Some Sweet Interactions

The best card in our deck is Deadeye Navigator. That won't come as a surprise to anyone who was around when players were asking for it to catch a ban, nor even for anyone who has just seen the card work. Deadeye and a Rat form the strongest engine in the deck, as with just two mana for each opponent we can stop their draws without spending any cards of our own.

Some of our Rats don't work very well with blink. Kitesail Freebooter only takes a card until it leaves play, so it's the worst one. Mesmeric Fiend and Tidehollow Sculler are worded differently, though, since they have two triggered abilities instead of one. If we blink them in response to their enter-the-battlefield trigger, the second ability resolves first and attempts to give the card back before we take it. Then the first ability takes the card for good. This won't help when we need to time our blinks to our opponents' draw steps, but it can help when people still have multiple cards in hand.

Once we get our engine running, cards like Aetherize and Rebuild become very strong. Returning cards to hand is usually a tempo play that doesn't actually gain card advantage, but we can use our Rats to make our opponents discard all of the goodies they just picked up. Cyclonic Rift's single-target mode can basically be Vindicate in our deck (not that Cyclonic Rift needed to get better).

Some Realism

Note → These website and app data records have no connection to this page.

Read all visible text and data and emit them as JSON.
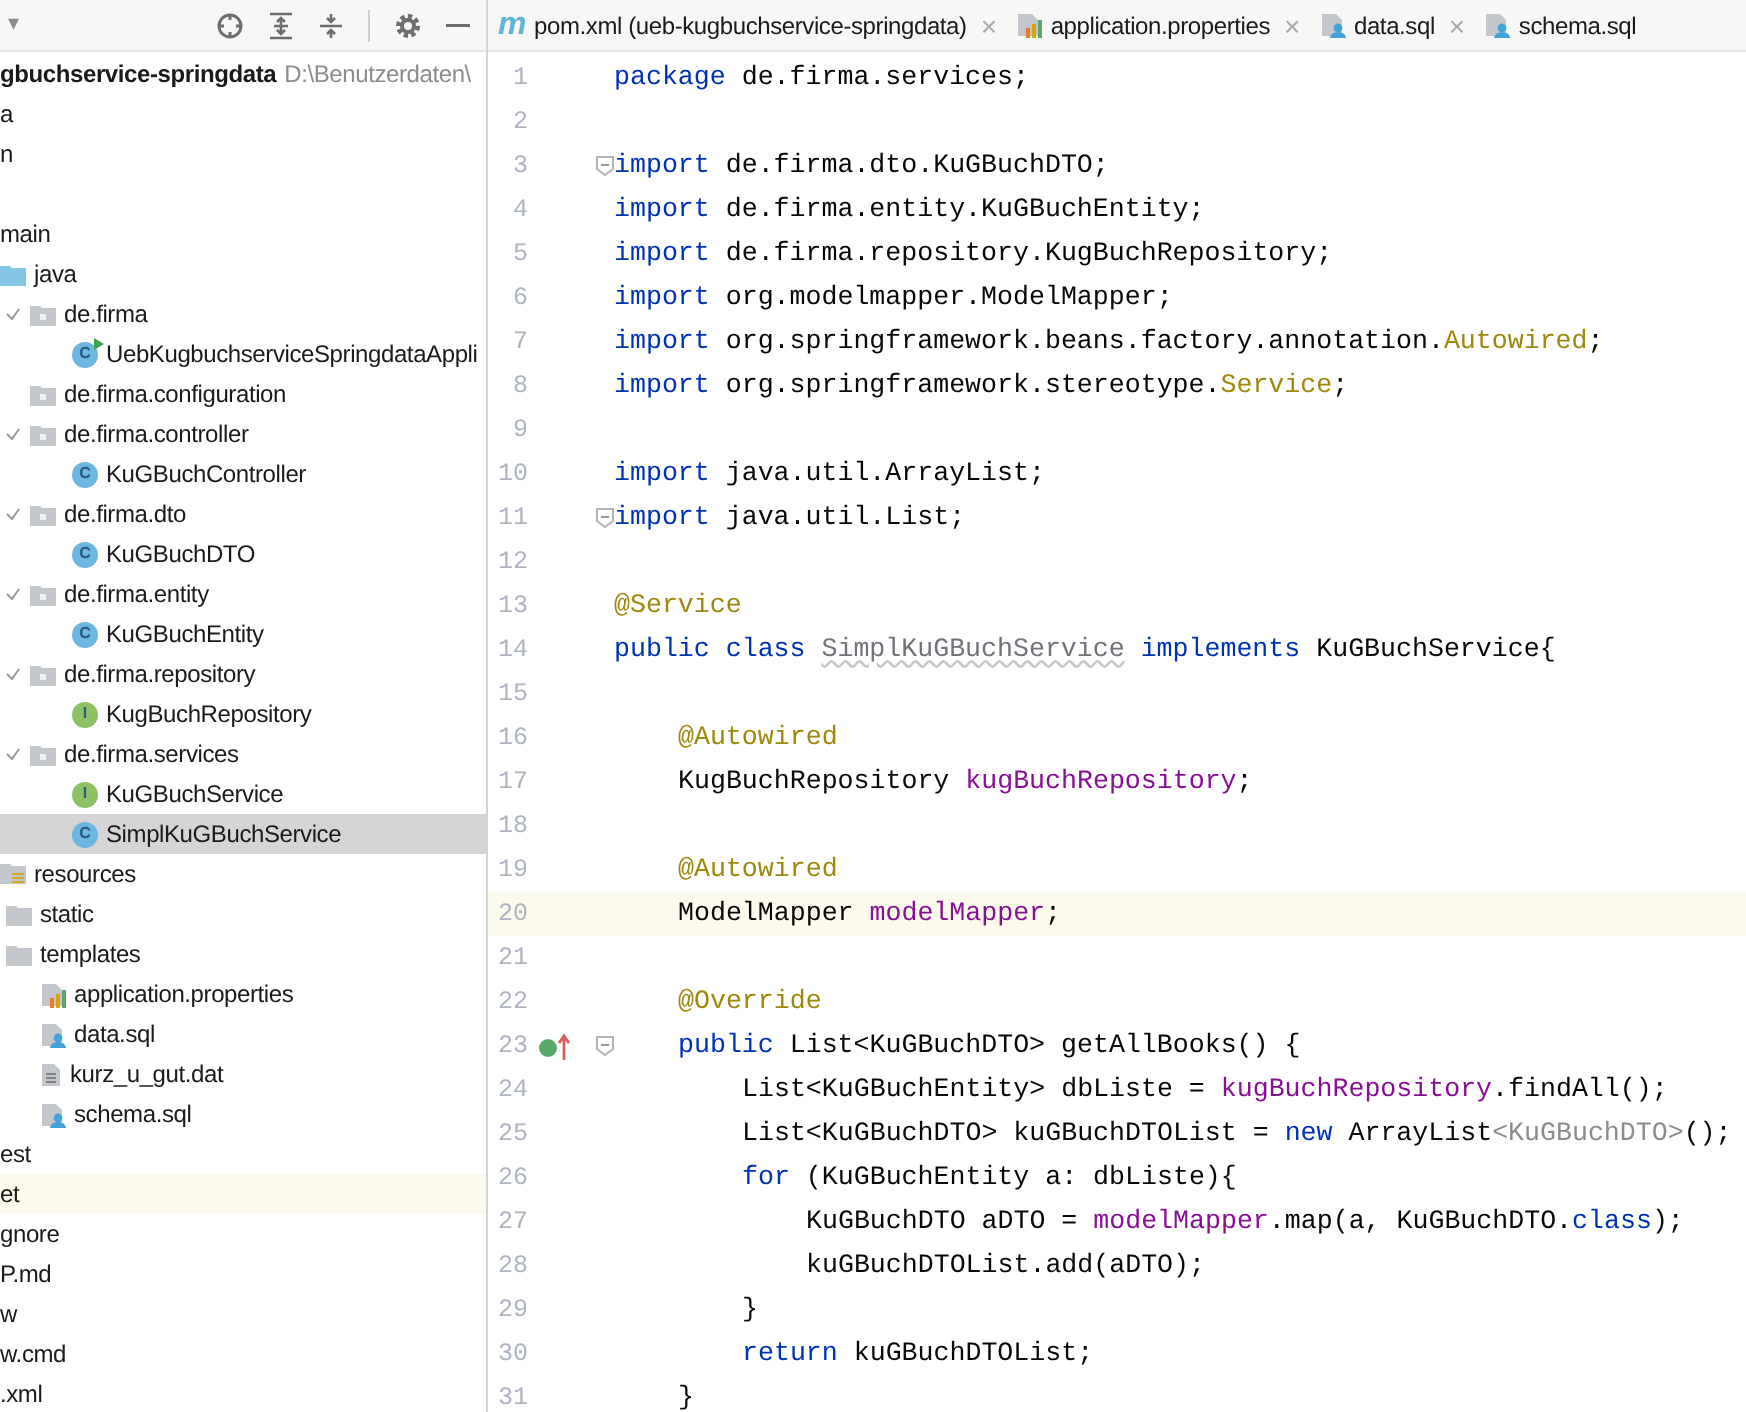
{
  "project_panel": {
    "header": {
      "caret": "▾"
    },
    "tree": [
      {
        "kind": "module",
        "label": "gbuchservice-springdata",
        "path": "D:\\Benutzerdaten\\",
        "children": [
          {
            "label": "a"
          },
          {
            "label": "n",
            "children": [
              {
                "children": [
                  {
                    "label": "main",
                    "children": [
                      {
                        "kind": "source",
                        "label": "java",
                        "children": [
                          {
                            "kind": "package",
                            "label": "de.firma",
                            "expanded": true,
                            "children": [
                              {
                                "kind": "app",
                                "badge": "C",
                                "label": "UebKugbuchserviceSpringdataAppli",
                                "selected": false
                              }
                            ]
                          },
                          {
                            "kind": "package",
                            "label": "de.firma.configuration",
                            "expanded": false
                          },
                          {
                            "kind": "package",
                            "label": "de.firma.controller",
                            "expanded": true,
                            "children": [
                              {
                                "kind": "class",
                                "badge": "C",
                                "label": "KuGBuchController",
                                "selected": false
                              }
                            ]
                          },
                          {
                            "kind": "package",
                            "label": "de.firma.dto",
                            "expanded": true,
                            "children": [
                              {
                                "kind": "class",
                                "badge": "C",
                                "label": "KuGBuchDTO",
                                "selected": false
                              }
                            ]
                          },
                          {
                            "kind": "package",
                            "label": "de.firma.entity",
                            "expanded": true,
                            "children": [
                              {
                                "kind": "class",
                                "badge": "C",
                                "label": "KuGBuchEntity",
                                "selected": false
                              }
                            ]
                          },
                          {
                            "kind": "package",
                            "label": "de.firma.repository",
                            "expanded": true,
                            "children": [
                              {
                                "kind": "interface",
                                "badge": "I",
                                "label": "KugBuchRepository",
                                "selected": false
                              }
                            ]
                          },
                          {
                            "kind": "package",
                            "label": "de.firma.services",
                            "expanded": true,
                            "children": [
                              {
                                "kind": "interface",
                                "badge": "I",
                                "label": "KuGBuchService",
                                "selected": false
                              },
                              {
                                "kind": "class",
                                "badge": "C",
                                "label": "SimplKuGBuchService",
                                "selected": true
                              }
                            ]
                          }
                        ]
                      },
                      {
                        "kind": "resources",
                        "label": "resources",
                        "children": [
                          {
                            "kind": "folder",
                            "label": "static"
                          },
                          {
                            "kind": "folder",
                            "label": "templates"
                          },
                          {
                            "kind": "properties",
                            "label": "application.properties"
                          },
                          {
                            "kind": "sql",
                            "label": "data.sql"
                          },
                          {
                            "kind": "text",
                            "label": "kurz_u_gut.dat"
                          },
                          {
                            "kind": "sql",
                            "label": "schema.sql"
                          }
                        ]
                      }
                    ]
                  },
                  {
                    "label": "est"
                  }
                ]
              }
            ]
          },
          {
            "label": "et",
            "highlighted": true
          },
          {
            "label": "gnore"
          },
          {
            "label": "P.md"
          },
          {
            "label": "w"
          },
          {
            "label": "w.cmd"
          },
          {
            "label": ".xml"
          }
        ]
      }
    ]
  },
  "tabs": [
    {
      "kind": "maven",
      "icon_text": "m",
      "label": "pom.xml (ueb-kugbuchservice-springdata)",
      "close": "×"
    },
    {
      "kind": "properties",
      "label": "application.properties",
      "close": "×"
    },
    {
      "kind": "sql",
      "label": "data.sql",
      "close": "×"
    },
    {
      "kind": "sql",
      "label": "schema.sql"
    }
  ],
  "editor": {
    "lines": [
      {
        "number": "1",
        "tokens": [
          {
            "kind": "keyword",
            "text": "package"
          },
          {
            "kind": "plain",
            "text": " de.firma.services;"
          }
        ]
      },
      {
        "number": "2"
      },
      {
        "number": "3",
        "fold": true,
        "tokens": [
          {
            "kind": "keyword",
            "text": "import"
          },
          {
            "kind": "plain",
            "text": " de.firma.dto.KuGBuchDTO;"
          }
        ]
      },
      {
        "number": "4",
        "tokens": [
          {
            "kind": "keyword",
            "text": "import"
          },
          {
            "kind": "plain",
            "text": " de.firma.entity.KuGBuchEntity;"
          }
        ]
      },
      {
        "number": "5",
        "tokens": [
          {
            "kind": "keyword",
            "text": "import"
          },
          {
            "kind": "plain",
            "text": " de.firma.repository.KugBuchRepository;"
          }
        ]
      },
      {
        "number": "6",
        "tokens": [
          {
            "kind": "keyword",
            "text": "import"
          },
          {
            "kind": "plain",
            "text": " org.modelmapper.ModelMapper;"
          }
        ]
      },
      {
        "number": "7",
        "tokens": [
          {
            "kind": "keyword",
            "text": "import"
          },
          {
            "kind": "plain",
            "text": " org.springframework.beans.factory.annotation."
          },
          {
            "kind": "annotation",
            "text": "Autowired"
          },
          {
            "kind": "plain",
            "text": ";"
          }
        ]
      },
      {
        "number": "8",
        "tokens": [
          {
            "kind": "keyword",
            "text": "import"
          },
          {
            "kind": "plain",
            "text": " org.springframework.stereotype."
          },
          {
            "kind": "annotation",
            "text": "Service"
          },
          {
            "kind": "plain",
            "text": ";"
          }
        ]
      },
      {
        "number": "9"
      },
      {
        "number": "10",
        "tokens": [
          {
            "kind": "keyword",
            "text": "import"
          },
          {
            "kind": "plain",
            "text": " java.util.ArrayList;"
          }
        ]
      },
      {
        "number": "11",
        "fold": true,
        "tokens": [
          {
            "kind": "keyword",
            "text": "import"
          },
          {
            "kind": "plain",
            "text": " java.util.List;"
          }
        ]
      },
      {
        "number": "12"
      },
      {
        "number": "13",
        "tokens": [
          {
            "kind": "annotation",
            "text": "@Service"
          }
        ]
      },
      {
        "number": "14",
        "tokens": [
          {
            "kind": "keyword",
            "text": "public class "
          },
          {
            "kind": "unused",
            "text": "SimplKuGBuchService"
          },
          {
            "kind": "keyword",
            "text": " implements "
          },
          {
            "kind": "plain",
            "text": "KuGBuchService{"
          }
        ]
      },
      {
        "number": "15"
      },
      {
        "number": "16",
        "kind": "member",
        "tokens": [
          {
            "kind": "annotation",
            "text": "@Autowired"
          }
        ]
      },
      {
        "number": "17",
        "kind": "member",
        "tokens": [
          {
            "kind": "plain",
            "text": "KugBuchRepository "
          },
          {
            "kind": "field",
            "text": "kugBuchRepository"
          },
          {
            "kind": "plain",
            "text": ";"
          }
        ]
      },
      {
        "number": "18"
      },
      {
        "number": "19",
        "kind": "member",
        "tokens": [
          {
            "kind": "annotation",
            "text": "@Autowired"
          }
        ]
      },
      {
        "number": "20",
        "current": true,
        "kind": "member",
        "tokens": [
          {
            "kind": "plain",
            "text": "ModelMapper "
          },
          {
            "kind": "field",
            "text": "modelMapper"
          },
          {
            "kind": "plain",
            "text": ";"
          }
        ]
      },
      {
        "number": "21"
      },
      {
        "number": "22",
        "kind": "member",
        "tokens": [
          {
            "kind": "annotation",
            "text": "@Override"
          }
        ]
      },
      {
        "number": "23",
        "fold": true,
        "implements": true,
        "kind": "member",
        "tokens": [
          {
            "kind": "keyword",
            "text": "public"
          },
          {
            "kind": "plain",
            "text": " List<KuGBuchDTO> getAllBooks() {"
          }
        ]
      },
      {
        "number": "24",
        "kind": "body",
        "tokens": [
          {
            "kind": "plain",
            "text": "List<KuGBuchEntity> dbListe = "
          },
          {
            "kind": "field",
            "text": "kugBuchRepository"
          },
          {
            "kind": "plain",
            "text": ".findAll();"
          }
        ]
      },
      {
        "number": "25",
        "kind": "body",
        "tokens": [
          {
            "kind": "plain",
            "text": "List<KuGBuchDTO> kuGBuchDTOList = "
          },
          {
            "kind": "keyword",
            "text": "new"
          },
          {
            "kind": "plain",
            "text": " ArrayList"
          },
          {
            "kind": "redundant",
            "text": "<KuGBuchDTO>"
          },
          {
            "kind": "plain",
            "text": "();"
          }
        ]
      },
      {
        "number": "26",
        "kind": "body",
        "tokens": [
          {
            "kind": "keyword",
            "text": "for"
          },
          {
            "kind": "plain",
            "text": " (KuGBuchEntity a: dbListe){"
          }
        ]
      },
      {
        "number": "27",
        "kind": "nested",
        "tokens": [
          {
            "kind": "plain",
            "text": "KuGBuchDTO aDTO = "
          },
          {
            "kind": "field",
            "text": "modelMapper"
          },
          {
            "kind": "plain",
            "text": ".map(a, KuGBuchDTO."
          },
          {
            "kind": "keyword",
            "text": "class"
          },
          {
            "kind": "plain",
            "text": ");"
          }
        ]
      },
      {
        "number": "28",
        "kind": "nested",
        "tokens": [
          {
            "kind": "plain",
            "text": "kuGBuchDTOList.add(aDTO);"
          }
        ]
      },
      {
        "number": "29",
        "kind": "body",
        "tokens": [
          {
            "kind": "plain",
            "text": "}"
          }
        ]
      },
      {
        "number": "30",
        "kind": "body",
        "tokens": [
          {
            "kind": "keyword",
            "text": "return"
          },
          {
            "kind": "plain",
            "text": " kuGBuchDTOList;"
          }
        ]
      },
      {
        "number": "31",
        "kind": "member",
        "tokens": [
          {
            "kind": "plain",
            "text": "}"
          }
        ]
      }
    ]
  }
}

If all of this sounds a little optimistic to you, you're exactly right. This deck suffers the same problem that other discard decks face: if our opponents get ahead on board or find some other way to gain card advantage, they can overpower us. We put a target on our heads by making our opponents discard those fun cards they wanted to cast, even if we aren't doing anything broken. Our lock isn't incredibly strong; it relies on us drawing blink spells for every opponent every turn, and many of our Rats give cards back when they die.

But maybe our weakness is a hidden strength (it's funny how you can say that in multiplayer). We can use our disruption politically, lock down the draws of the opponent who's farthest ahead, then give the rest of the table the ability to catch up. We can slow the game down very well, but we still need a way to win.

Here's where we can turn to a combo I've been putting in a lot of decks recently. Mindcrank makes our opponents mill when they lose life, Duskmantle Guildmage's ability makes them lose life when they mill. I like this combo because it's very compact. Both pieces cost two mana, so they can sneak in whenever there's a window. Our deck is also full of two-drops, so we can add a Transmute package easily.

If you're not a fan of combos, you can try to grind opponents out with Rats and beat down with Yorion, Sky Nomad and Soulherder. It will be a lot harder, but it does sound like a heckuva good time. Rounding out the deck we have some ways to draw cards, some ways to recur our Rats if they get killed, and some general purpose answers.

The Decklist

Buy this decklist from Card Kingdom
Buy this decklist from TCGplayer

Until Next Time

You don't want to miss this next one, folks. I'm going to take on one of the pillars (get it?) of the format to see if I can make a functional deck out of nothing but overcosted ramp. If Manalith wasn't already the most-written-about card on this website, it will be now.

Jesse Barker Plotkin started playing Magic with Innistrad. He was disqualified from his first Commander game after he played his second copy of Goblins of the Flarg, and it's all been uphill from there. Outside of Magic, he enjoys writing and running.

EDHREC Code of Conduct

Your opinions are welcome. We love hearing what you think about Magic! We ask that you are always respectful when commenting. Please keep in mind how your comments could be interpreted by others. Personal attacks on our writers or other commenters will not be tolerated. Your comments may be removed if your language could be interpreted as aggressive or disrespectful. You may also be banned from writing further comments.